**Exercise directions:** Give the listing again in full, exactly as it appears.
------------------------------------------------------------------------
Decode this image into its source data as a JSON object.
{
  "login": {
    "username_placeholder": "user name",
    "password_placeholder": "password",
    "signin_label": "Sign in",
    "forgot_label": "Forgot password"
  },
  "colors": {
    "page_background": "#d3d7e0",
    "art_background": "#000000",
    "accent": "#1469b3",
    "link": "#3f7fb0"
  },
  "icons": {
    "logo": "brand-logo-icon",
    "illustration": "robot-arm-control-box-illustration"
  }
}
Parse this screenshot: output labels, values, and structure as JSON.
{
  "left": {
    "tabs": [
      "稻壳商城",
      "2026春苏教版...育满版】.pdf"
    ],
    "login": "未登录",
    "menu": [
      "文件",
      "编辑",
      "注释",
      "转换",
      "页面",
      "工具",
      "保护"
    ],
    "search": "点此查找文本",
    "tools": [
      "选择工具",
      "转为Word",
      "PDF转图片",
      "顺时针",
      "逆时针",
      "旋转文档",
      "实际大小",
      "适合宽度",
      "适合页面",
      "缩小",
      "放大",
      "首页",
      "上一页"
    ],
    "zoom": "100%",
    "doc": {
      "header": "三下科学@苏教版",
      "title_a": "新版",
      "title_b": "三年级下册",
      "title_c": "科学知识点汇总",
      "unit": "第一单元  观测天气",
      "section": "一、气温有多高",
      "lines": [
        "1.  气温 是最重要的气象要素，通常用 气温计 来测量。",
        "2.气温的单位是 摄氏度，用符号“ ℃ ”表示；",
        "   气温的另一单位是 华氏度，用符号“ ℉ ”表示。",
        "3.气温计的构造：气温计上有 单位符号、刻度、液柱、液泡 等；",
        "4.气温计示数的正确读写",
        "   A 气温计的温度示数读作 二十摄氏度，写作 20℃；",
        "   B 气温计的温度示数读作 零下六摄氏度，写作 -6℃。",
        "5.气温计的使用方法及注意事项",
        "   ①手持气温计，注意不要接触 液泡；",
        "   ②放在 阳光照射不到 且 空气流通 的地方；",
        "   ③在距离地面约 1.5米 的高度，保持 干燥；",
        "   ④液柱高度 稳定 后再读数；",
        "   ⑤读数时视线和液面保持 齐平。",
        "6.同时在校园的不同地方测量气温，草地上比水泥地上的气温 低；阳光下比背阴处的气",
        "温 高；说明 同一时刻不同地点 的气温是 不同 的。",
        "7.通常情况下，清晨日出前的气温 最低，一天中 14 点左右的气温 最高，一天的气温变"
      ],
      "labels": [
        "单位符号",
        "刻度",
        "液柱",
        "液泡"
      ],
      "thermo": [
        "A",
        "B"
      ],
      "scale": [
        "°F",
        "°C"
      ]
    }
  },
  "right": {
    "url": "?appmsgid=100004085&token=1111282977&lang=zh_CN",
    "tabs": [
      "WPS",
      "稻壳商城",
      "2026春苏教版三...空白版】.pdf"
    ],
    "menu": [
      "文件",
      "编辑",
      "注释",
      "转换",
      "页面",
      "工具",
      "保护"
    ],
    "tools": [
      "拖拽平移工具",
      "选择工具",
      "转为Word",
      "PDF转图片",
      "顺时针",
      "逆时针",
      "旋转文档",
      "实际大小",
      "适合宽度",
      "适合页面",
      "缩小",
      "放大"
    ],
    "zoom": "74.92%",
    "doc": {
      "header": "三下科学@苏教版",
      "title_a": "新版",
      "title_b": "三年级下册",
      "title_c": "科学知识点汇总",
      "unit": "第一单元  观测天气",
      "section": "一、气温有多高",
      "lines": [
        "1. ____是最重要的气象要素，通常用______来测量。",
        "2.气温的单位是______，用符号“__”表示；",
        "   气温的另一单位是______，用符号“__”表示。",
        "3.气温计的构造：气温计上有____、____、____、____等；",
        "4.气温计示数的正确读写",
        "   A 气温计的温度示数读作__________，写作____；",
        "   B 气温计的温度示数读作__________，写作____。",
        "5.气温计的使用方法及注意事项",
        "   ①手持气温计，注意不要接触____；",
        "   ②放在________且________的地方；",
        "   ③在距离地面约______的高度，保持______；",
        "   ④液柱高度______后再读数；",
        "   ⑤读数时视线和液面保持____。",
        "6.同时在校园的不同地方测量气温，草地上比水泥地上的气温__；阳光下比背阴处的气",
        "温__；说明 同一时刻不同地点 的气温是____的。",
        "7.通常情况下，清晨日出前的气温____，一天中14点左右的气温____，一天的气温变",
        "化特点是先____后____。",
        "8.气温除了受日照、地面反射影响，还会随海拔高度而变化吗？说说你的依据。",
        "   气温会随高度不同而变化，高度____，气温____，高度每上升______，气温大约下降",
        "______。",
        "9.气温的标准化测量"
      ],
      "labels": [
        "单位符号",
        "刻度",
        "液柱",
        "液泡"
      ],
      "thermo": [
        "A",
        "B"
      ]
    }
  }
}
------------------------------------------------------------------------
**Answer to the problem:**
Decode this image into its source data as a JSON object.
{
  "login": {
    "username_placeholder": "user name",
    "password_placeholder": "password",
    "signin_label": "Sign in",
    "forgot_label": "Forgot password"
  },
  "colors": {
    "page_background": "#d3d7e0",
    "art_background": "#000000",
    "accent": "#1469b3",
    "link": "#3f7fb0"
  },
  "icons": {
    "logo": "brand-logo-icon",
    "illustration": "robot-arm-control-box-illustration"
  }
}
Parse this screenshot: output labels, values, and structure as JSON.
{
  "left": {
    "tabs": [
      "稻壳商城",
      "2026春苏教版...育满版】.pdf"
    ],
    "login": "未登录",
    "menu": [
      "文件",
      "编辑",
      "注释",
      "转换",
      "页面",
      "工具",
      "保护"
    ],
    "search": "点此查找文本",
    "tools": [
      "选择工具",
      "转为Word",
      "PDF转图片",
      "顺时针",
      "逆时针",
      "旋转文档",
      "实际大小",
      "适合宽度",
      "适合页面",
      "缩小",
      "放大",
      "首页",
      "上一页"
    ],
    "zoom": "100%",
    "doc": {
      "header": "三下科学@苏教版",
      "title_a": "新版",
      "title_b": "三年级下册",
      "title_c": "科学知识点汇总",
      "unit": "第一单元  观测天气",
      "section": "一、气温有多高",
      "lines": [
        "1.  气温 是最重要的气象要素，通常用 气温计 来测量。",
        "2.气温的单位是 摄氏度，用符号“ ℃ ”表示；",
        "   气温的另一单位是 华氏度，用符号“ ℉ ”表示。",
        "3.气温计的构造：气温计上有 单位符号、刻度、液柱、液泡 等；",
        "4.气温计示数的正确读写",
        "   A 气温计的温度示数读作 二十摄氏度，写作 20℃；",
        "   B 气温计的温度示数读作 零下六摄氏度，写作 -6℃。",
        "5.气温计的使用方法及注意事项",
        "   ①手持气温计，注意不要接触 液泡；",
        "   ②放在 阳光照射不到 且 空气流通 的地方；",
        "   ③在距离地面约 1.5米 的高度，保持 干燥；",
        "   ④液柱高度 稳定 后再读数；",
        "   ⑤读数时视线和液面保持 齐平。",
        "6.同时在校园的不同地方测量气温，草地上比水泥地上的气温 低；阳光下比背阴处的气",
        "温 高；说明 同一时刻不同地点 的气温是 不同 的。",
        "7.通常情况下，清晨日出前的气温 最低，一天中 14 点左右的气温 最高，一天的气温变"
      ],
      "labels": [
        "单位符号",
        "刻度",
        "液柱",
        "液泡"
      ],
      "thermo": [
        "A",
        "B"
      ],
      "scale": [
        "°F",
        "°C"
      ]
    }
  },
  "right": {
    "url": "?appmsgid=100004085&token=1111282977&lang=zh_CN",
    "tabs": [
      "WPS",
      "稻壳商城",
      "2026春苏教版三...空白版】.pdf"
    ],
    "menu": [
      "文件",
      "编辑",
      "注释",
      "转换",
      "页面",
      "工具",
      "保护"
    ],
    "tools": [
      "拖拽平移工具",
      "选择工具",
      "转为Word",
      "PDF转图片",
      "顺时针",
      "逆时针",
      "旋转文档",
      "实际大小",
      "适合宽度",
      "适合页面",
      "缩小",
      "放大"
    ],
    "zoom": "74.92%",
    "doc": {
      "header": "三下科学@苏教版",
      "title_a": "新版",
      "title_b": "三年级下册",
      "title_c": "科学知识点汇总",
      "unit": "第一单元  观测天气",
      "section": "一、气温有多高",
      "lines": [
        "1. ____是最重要的气象要素，通常用______来测量。",
        "2.气温的单位是______，用符号“__”表示；",
        "   气温的另一单位是______，用符号“__”表示。",
        "3.气温计的构造：气温计上有____、____、____、____等；",
        "4.气温计示数的正确读写",
        "   A 气温计的温度示数读作__________，写作____；",
        "   B 气温计的温度示数读作__________，写作____。",
        "5.气温计的使用方法及注意事项",
        "   ①手持气温计，注意不要接触____；",
        "   ②放在________且________的地方；",
        "   ③在距离地面约______的高度，保持______；",
        "   ④液柱高度______后再读数；",
        "   ⑤读数时视线和液面保持____。",
        "6.同时在校园的不同地方测量气温，草地上比水泥地上的气温__；阳光下比背阴处的气",
        "温__；说明 同一时刻不同地点 的气温是____的。",
        "7.通常情况下，清晨日出前的气温____，一天中14点左右的气温____，一天的气温变",
        "化特点是先____后____。",
        "8.气温除了受日照、地面反射影响，还会随海拔高度而变化吗？说说你的依据。",
        "   气温会随高度不同而变化，高度____，气温____，高度每上升______，气温大约下降",
        "______。",
        "9.气温的标准化测量"
      ],
      "labels": [
        "单位符号",
        "刻度",
        "液柱",
        "液泡"
      ],
      "thermo": [
        "A",
        "B"
      ]
    }
  }
}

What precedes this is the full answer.